- PROBLEM TO WORK ON -
Your task is to retype every entry exactly while omitting the pictures.

- Stored entries -
········
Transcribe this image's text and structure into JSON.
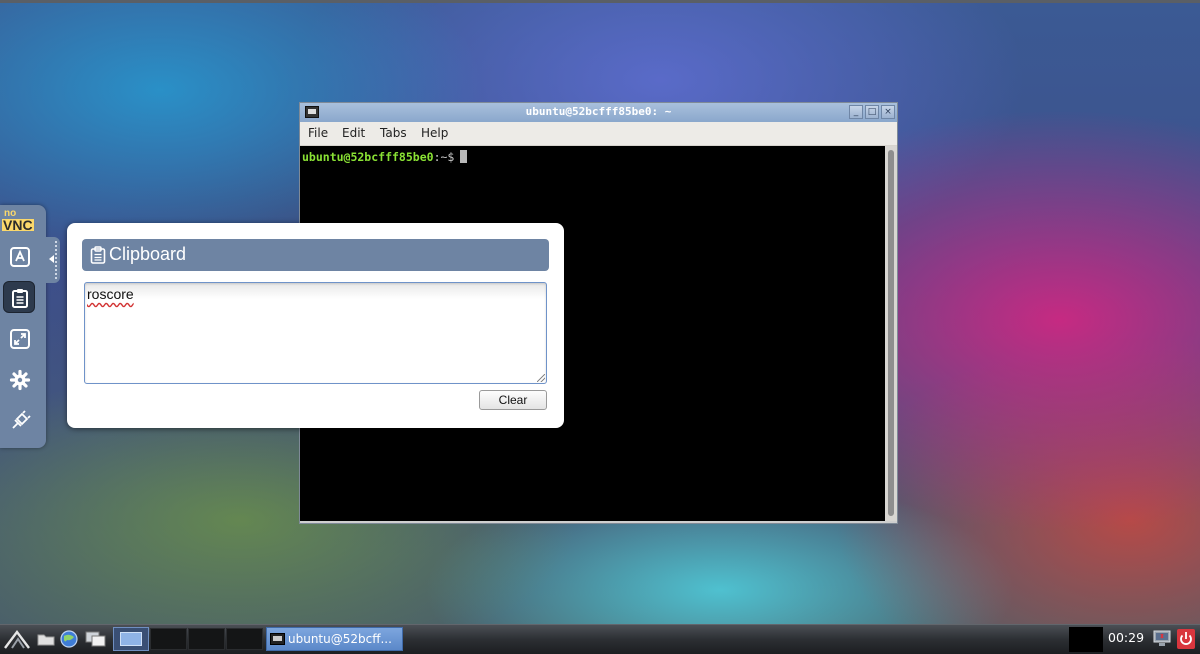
{
  "terminal": {
    "title": "ubuntu@52bcfff85be0: ~",
    "menu": [
      "File",
      "Edit",
      "Tabs",
      "Help"
    ],
    "prompt_user": "ubuntu@52bcfff85be0",
    "prompt_path": ":~$",
    "window_buttons": {
      "minimize": "_",
      "maximize": "□",
      "close": "×"
    }
  },
  "novnc": {
    "logo_no": "no",
    "logo_vnc": "VNC",
    "buttons": [
      {
        "name": "extra-keys",
        "icon": "keyboard-a-icon"
      },
      {
        "name": "clipboard",
        "icon": "clipboard-icon",
        "active": true
      },
      {
        "name": "fullscreen",
        "icon": "fullscreen-icon"
      },
      {
        "name": "settings",
        "icon": "gear-icon"
      },
      {
        "name": "disconnect",
        "icon": "disconnect-plug-icon"
      }
    ]
  },
  "clipboard": {
    "title": "Clipboard",
    "text": "roscore",
    "clear_label": "Clear"
  },
  "taskbar": {
    "task_label": "ubuntu@52bcff...",
    "clock": "00:29"
  },
  "colors": {
    "novnc_panel": "#6e84a3",
    "prompt_green": "#8ae234",
    "task_active": "#5b88c9",
    "logout_red": "#d9363e"
  }
}
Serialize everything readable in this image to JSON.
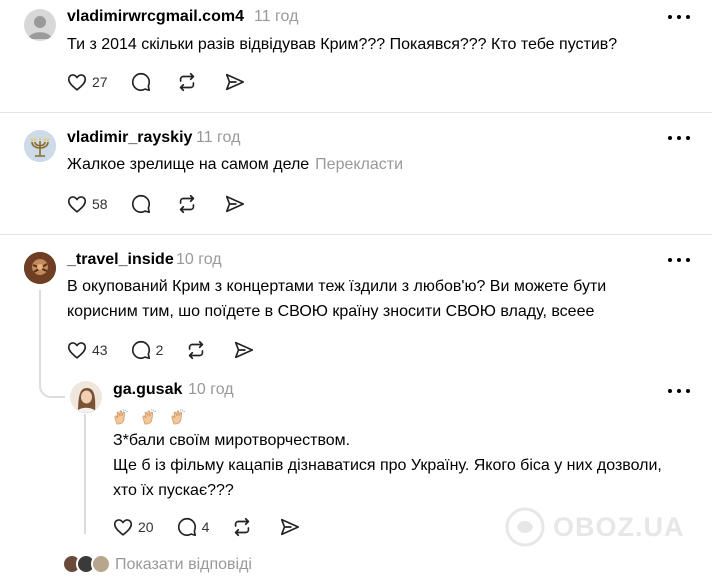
{
  "comments": [
    {
      "username": "vladimirwrcgmail.com4",
      "time": "11 год",
      "text": "Ти з 2014 скільки разів відвідував Крим??? Покаявся??? Кто тебе пустив?",
      "likes": "27"
    },
    {
      "username": "vladimir_rayskiy",
      "time": "11 год",
      "text": "Жалкое зрелище на самом деле",
      "translate_label": "Перекласти",
      "likes": "58"
    },
    {
      "username": "_travel_inside",
      "time": "10 год",
      "text_line1": "В окупований Крим з концертами теж їздили з любов'ю? Ви можете бути",
      "text_line2": "корисним тим, шо поїдете в СВОЮ країну зносити СВОЮ владу, всеее",
      "likes": "43",
      "replies": "2",
      "reply": {
        "username": "ga.gusak",
        "time": "10 год",
        "line1": "З*бали своїм миротворчеством.",
        "line2": "Ще б із фільму кацапів дізнаватися про Україну. Якого біса у них дозволи,",
        "line3": "хто їх пускає???",
        "likes": "20",
        "replies": "4"
      }
    }
  ],
  "show_replies_label": "Показати відповіді",
  "watermark_text": "OBOZ.UA",
  "icons": [
    "heart-icon",
    "comment-icon",
    "repost-icon",
    "share-icon",
    "more-icon",
    "clap-emoji"
  ]
}
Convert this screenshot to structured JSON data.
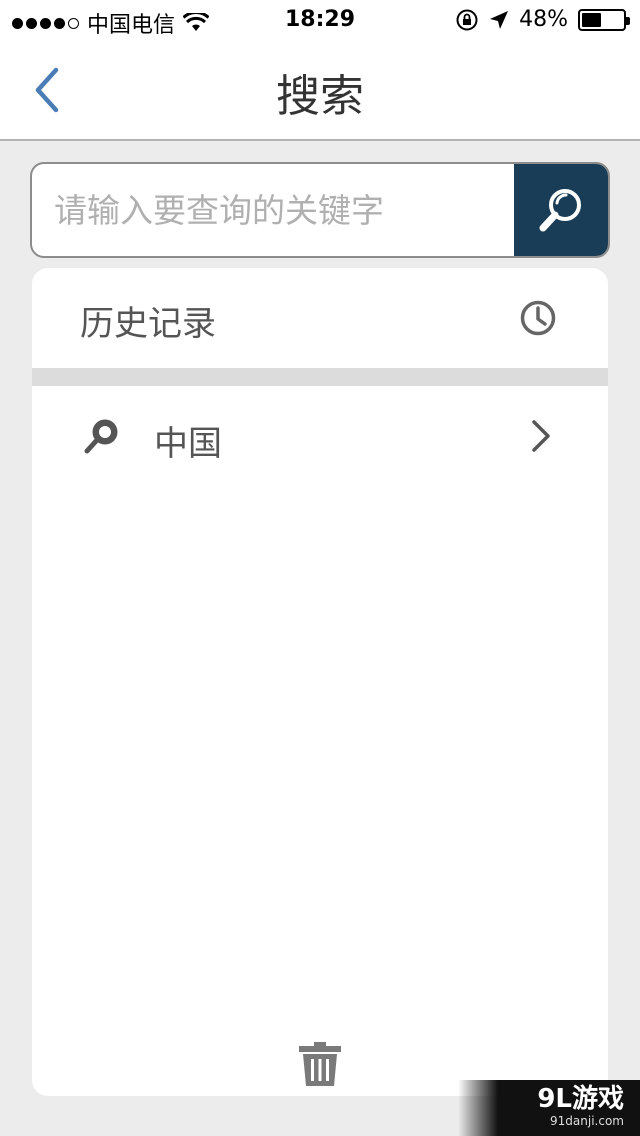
{
  "status_bar": {
    "carrier": "中国电信",
    "time": "18:29",
    "battery_text": "48%",
    "battery_level": 0.48,
    "signal_bars_filled": 4,
    "signal_bars_total": 5
  },
  "nav": {
    "title": "搜索",
    "back_icon": "chevron-left-icon"
  },
  "search": {
    "placeholder": "请输入要查询的关键字",
    "value": "",
    "button_icon": "search-icon"
  },
  "history": {
    "title": "历史记录",
    "header_icon": "clock-icon",
    "items": [
      {
        "label": "中国",
        "icon": "search-icon",
        "trailing_icon": "chevron-right-icon"
      }
    ],
    "clear_icon": "trash-icon"
  },
  "watermark": {
    "logo": "9L游戏",
    "url": "91danji.com"
  },
  "colors": {
    "accent": "#1a3d57",
    "back_arrow": "#4a7cb5",
    "page_bg": "#ececec"
  }
}
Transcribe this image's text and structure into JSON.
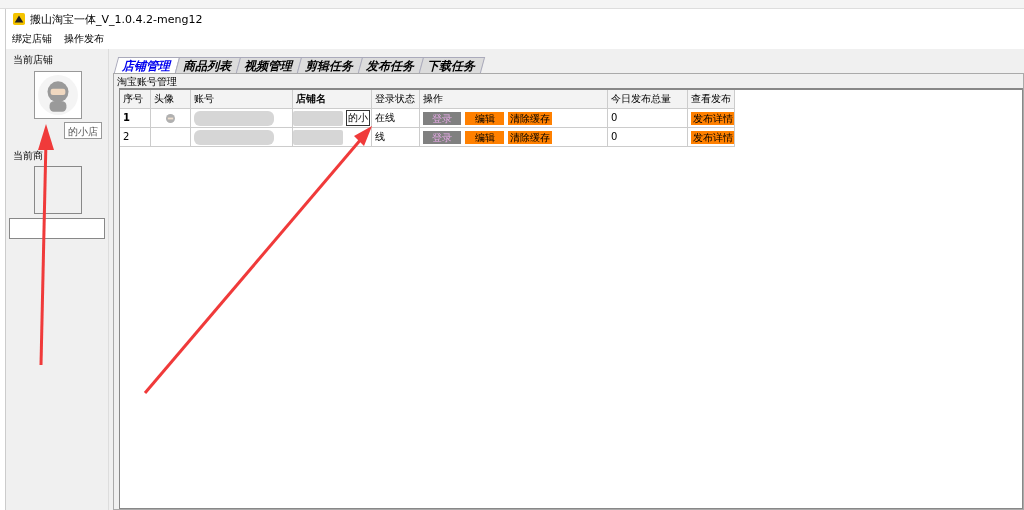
{
  "window": {
    "title": "搬山淘宝一体_V_1.0.4.2-meng12"
  },
  "menu": [
    "绑定店铺",
    "操作发布"
  ],
  "sidebar": {
    "store_label": "当前店铺",
    "store_name": "的小店",
    "product_label": "当前商"
  },
  "tabs": [
    {
      "label": "店铺管理",
      "selected": true
    },
    {
      "label": "商品列表",
      "selected": false
    },
    {
      "label": "视频管理",
      "selected": false
    },
    {
      "label": "剪辑任务",
      "selected": false
    },
    {
      "label": "发布任务",
      "selected": false
    },
    {
      "label": "下载任务",
      "selected": false
    }
  ],
  "group_title": "淘宝账号管理",
  "table": {
    "columns": [
      {
        "label": "序号",
        "bold": false
      },
      {
        "label": "头像",
        "bold": false
      },
      {
        "label": "账号",
        "bold": false
      },
      {
        "label": "店铺名",
        "bold": true
      },
      {
        "label": "登录状态",
        "bold": false
      },
      {
        "label": "操作",
        "bold": false
      },
      {
        "label": "今日发布总量",
        "bold": false
      },
      {
        "label": "查看发布",
        "bold": false
      }
    ],
    "rows": [
      {
        "index": "1",
        "current": true,
        "has_avatar": true,
        "store": "的小",
        "status": "在线",
        "actions": [
          "登录",
          "编辑",
          "清除缓存"
        ],
        "today": "0",
        "view": "发布详情"
      },
      {
        "index": "2",
        "current": false,
        "has_avatar": false,
        "store": "",
        "status": "线",
        "actions": [
          "登录",
          "编辑",
          "清除缓存"
        ],
        "today": "0",
        "view": "发布详情"
      }
    ]
  }
}
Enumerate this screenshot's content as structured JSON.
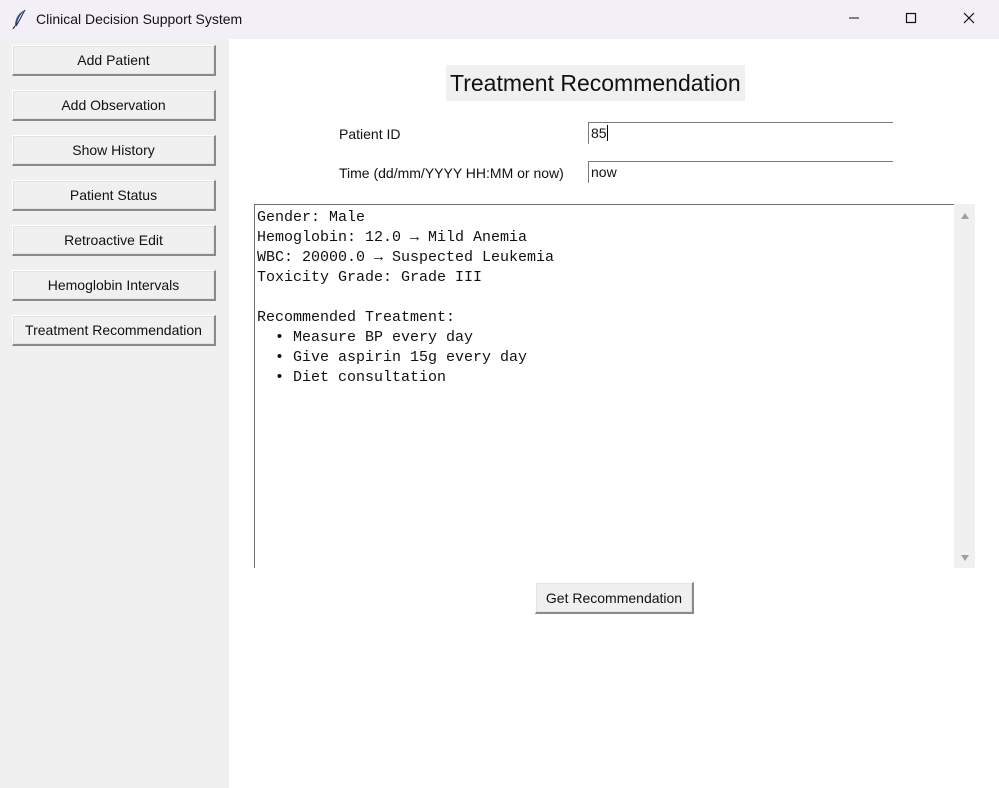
{
  "window": {
    "title": "Clinical Decision Support System",
    "icon": "feather-icon",
    "controls": [
      "minimize-icon",
      "maximize-icon",
      "close-icon"
    ]
  },
  "sidebar": {
    "items": [
      {
        "label": "Add Patient"
      },
      {
        "label": "Add Observation"
      },
      {
        "label": "Show History"
      },
      {
        "label": "Patient Status"
      },
      {
        "label": "Retroactive Edit"
      },
      {
        "label": "Hemoglobin Intervals"
      },
      {
        "label": "Treatment Recommendation"
      }
    ]
  },
  "main": {
    "heading": "Treatment Recommendation",
    "patient_id": {
      "label": "Patient ID",
      "value": "85"
    },
    "time": {
      "label": "Time (dd/mm/YYYY HH:MM or now)",
      "value": "now"
    },
    "output_lines": [
      "Gender: Male",
      "Hemoglobin: 12.0 → Mild Anemia",
      "WBC: 20000.0 → Suspected Leukemia",
      "Toxicity Grade: Grade III",
      "",
      "Recommended Treatment:",
      "  • Measure BP every day",
      "  • Give aspirin 15g every day",
      "  • Diet consultation"
    ],
    "button_label": "Get Recommendation"
  },
  "colors": {
    "titlebar": "#f3eff7",
    "sidebar": "#f0f0f0",
    "main_background": "#ffffff"
  }
}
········
- WORKED SOLUTION -
Transcribe this image's text and structure into JSON.
{
  "terminal": {
    "title": "ubuntu@52bcfff85be0: ~",
    "menu": [
      "File",
      "Edit",
      "Tabs",
      "Help"
    ],
    "prompt_user": "ubuntu@52bcfff85be0",
    "prompt_path": ":~$",
    "window_buttons": {
      "minimize": "_",
      "maximize": "□",
      "close": "×"
    }
  },
  "novnc": {
    "logo_no": "no",
    "logo_vnc": "VNC",
    "buttons": [
      {
        "name": "extra-keys",
        "icon": "keyboard-a-icon"
      },
      {
        "name": "clipboard",
        "icon": "clipboard-icon",
        "active": true
      },
      {
        "name": "fullscreen",
        "icon": "fullscreen-icon"
      },
      {
        "name": "settings",
        "icon": "gear-icon"
      },
      {
        "name": "disconnect",
        "icon": "disconnect-plug-icon"
      }
    ]
  },
  "clipboard": {
    "title": "Clipboard",
    "text": "roscore",
    "clear_label": "Clear"
  },
  "taskbar": {
    "task_label": "ubuntu@52bcff...",
    "clock": "00:29"
  },
  "colors": {
    "novnc_panel": "#6e84a3",
    "prompt_green": "#8ae234",
    "task_active": "#5b88c9",
    "logout_red": "#d9363e"
  }
}
Serialize everything readable in this image to JSON.
{
  "comments": [
    {
      "username": "vladimirwrcgmail.com4",
      "time": "11 год",
      "text": "Ти з 2014 скільки разів відвідував Крим??? Покаявся??? Кто тебе пустив?",
      "likes": "27"
    },
    {
      "username": "vladimir_rayskiy",
      "time": "11 год",
      "text": "Жалкое зрелище на самом деле",
      "translate_label": "Перекласти",
      "likes": "58"
    },
    {
      "username": "_travel_inside",
      "time": "10 год",
      "text_line1": "В окупований Крим з концертами теж їздили з любов'ю? Ви можете бути",
      "text_line2": "корисним тим, шо поїдете в СВОЮ країну зносити СВОЮ владу, всеее",
      "likes": "43",
      "replies": "2",
      "reply": {
        "username": "ga.gusak",
        "time": "10 год",
        "line1": "З*бали своїм миротворчеством.",
        "line2": "Ще б із фільму кацапів дізнаватися про Україну. Якого біса у них дозволи,",
        "line3": "хто їх пускає???",
        "likes": "20",
        "replies": "4"
      }
    }
  ],
  "show_replies_label": "Показати відповіді",
  "watermark_text": "OBOZ.UA",
  "icons": [
    "heart-icon",
    "comment-icon",
    "repost-icon",
    "share-icon",
    "more-icon",
    "clap-emoji"
  ]
}
Convert this screenshot to structured JSON data.
{
  "status_bar": {
    "carrier": "中国电信",
    "time": "18:29",
    "battery_text": "48%",
    "battery_level": 0.48,
    "signal_bars_filled": 4,
    "signal_bars_total": 5
  },
  "nav": {
    "title": "搜索",
    "back_icon": "chevron-left-icon"
  },
  "search": {
    "placeholder": "请输入要查询的关键字",
    "value": "",
    "button_icon": "search-icon"
  },
  "history": {
    "title": "历史记录",
    "header_icon": "clock-icon",
    "items": [
      {
        "label": "中国",
        "icon": "search-icon",
        "trailing_icon": "chevron-right-icon"
      }
    ],
    "clear_icon": "trash-icon"
  },
  "watermark": {
    "logo": "9L游戏",
    "url": "91danji.com"
  },
  "colors": {
    "accent": "#1a3d57",
    "back_arrow": "#4a7cb5",
    "page_bg": "#ececec"
  }
}
Transcribe this image's text and structure into JSON.
{
  "window": {
    "title": "搬山淘宝一体_V_1.0.4.2-meng12"
  },
  "menu": [
    "绑定店铺",
    "操作发布"
  ],
  "sidebar": {
    "store_label": "当前店铺",
    "store_name": "的小店",
    "product_label": "当前商"
  },
  "tabs": [
    {
      "label": "店铺管理",
      "selected": true
    },
    {
      "label": "商品列表",
      "selected": false
    },
    {
      "label": "视频管理",
      "selected": false
    },
    {
      "label": "剪辑任务",
      "selected": false
    },
    {
      "label": "发布任务",
      "selected": false
    },
    {
      "label": "下载任务",
      "selected": false
    }
  ],
  "group_title": "淘宝账号管理",
  "table": {
    "columns": [
      {
        "label": "序号",
        "bold": false
      },
      {
        "label": "头像",
        "bold": false
      },
      {
        "label": "账号",
        "bold": false
      },
      {
        "label": "店铺名",
        "bold": true
      },
      {
        "label": "登录状态",
        "bold": false
      },
      {
        "label": "操作",
        "bold": false
      },
      {
        "label": "今日发布总量",
        "bold": false
      },
      {
        "label": "查看发布",
        "bold": false
      }
    ],
    "rows": [
      {
        "index": "1",
        "current": true,
        "has_avatar": true,
        "store": "的小",
        "status": "在线",
        "actions": [
          "登录",
          "编辑",
          "清除缓存"
        ],
        "today": "0",
        "view": "发布详情"
      },
      {
        "index": "2",
        "current": false,
        "has_avatar": false,
        "store": "",
        "status": "线",
        "actions": [
          "登录",
          "编辑",
          "清除缓存"
        ],
        "today": "0",
        "view": "发布详情"
      }
    ]
  }
}
Enumerate this screenshot's content as structured JSON.
{
  "window": {
    "title": "Clinical Decision Support System",
    "icon": "feather-icon",
    "controls": [
      "minimize-icon",
      "maximize-icon",
      "close-icon"
    ]
  },
  "sidebar": {
    "items": [
      {
        "label": "Add Patient"
      },
      {
        "label": "Add Observation"
      },
      {
        "label": "Show History"
      },
      {
        "label": "Patient Status"
      },
      {
        "label": "Retroactive Edit"
      },
      {
        "label": "Hemoglobin Intervals"
      },
      {
        "label": "Treatment Recommendation"
      }
    ]
  },
  "main": {
    "heading": "Treatment Recommendation",
    "patient_id": {
      "label": "Patient ID",
      "value": "85"
    },
    "time": {
      "label": "Time (dd/mm/YYYY HH:MM or now)",
      "value": "now"
    },
    "output_lines": [
      "Gender: Male",
      "Hemoglobin: 12.0 → Mild Anemia",
      "WBC: 20000.0 → Suspected Leukemia",
      "Toxicity Grade: Grade III",
      "",
      "Recommended Treatment:",
      "  • Measure BP every day",
      "  • Give aspirin 15g every day",
      "  • Diet consultation"
    ],
    "button_label": "Get Recommendation"
  },
  "colors": {
    "titlebar": "#f3eff7",
    "sidebar": "#f0f0f0",
    "main_background": "#ffffff"
  }
}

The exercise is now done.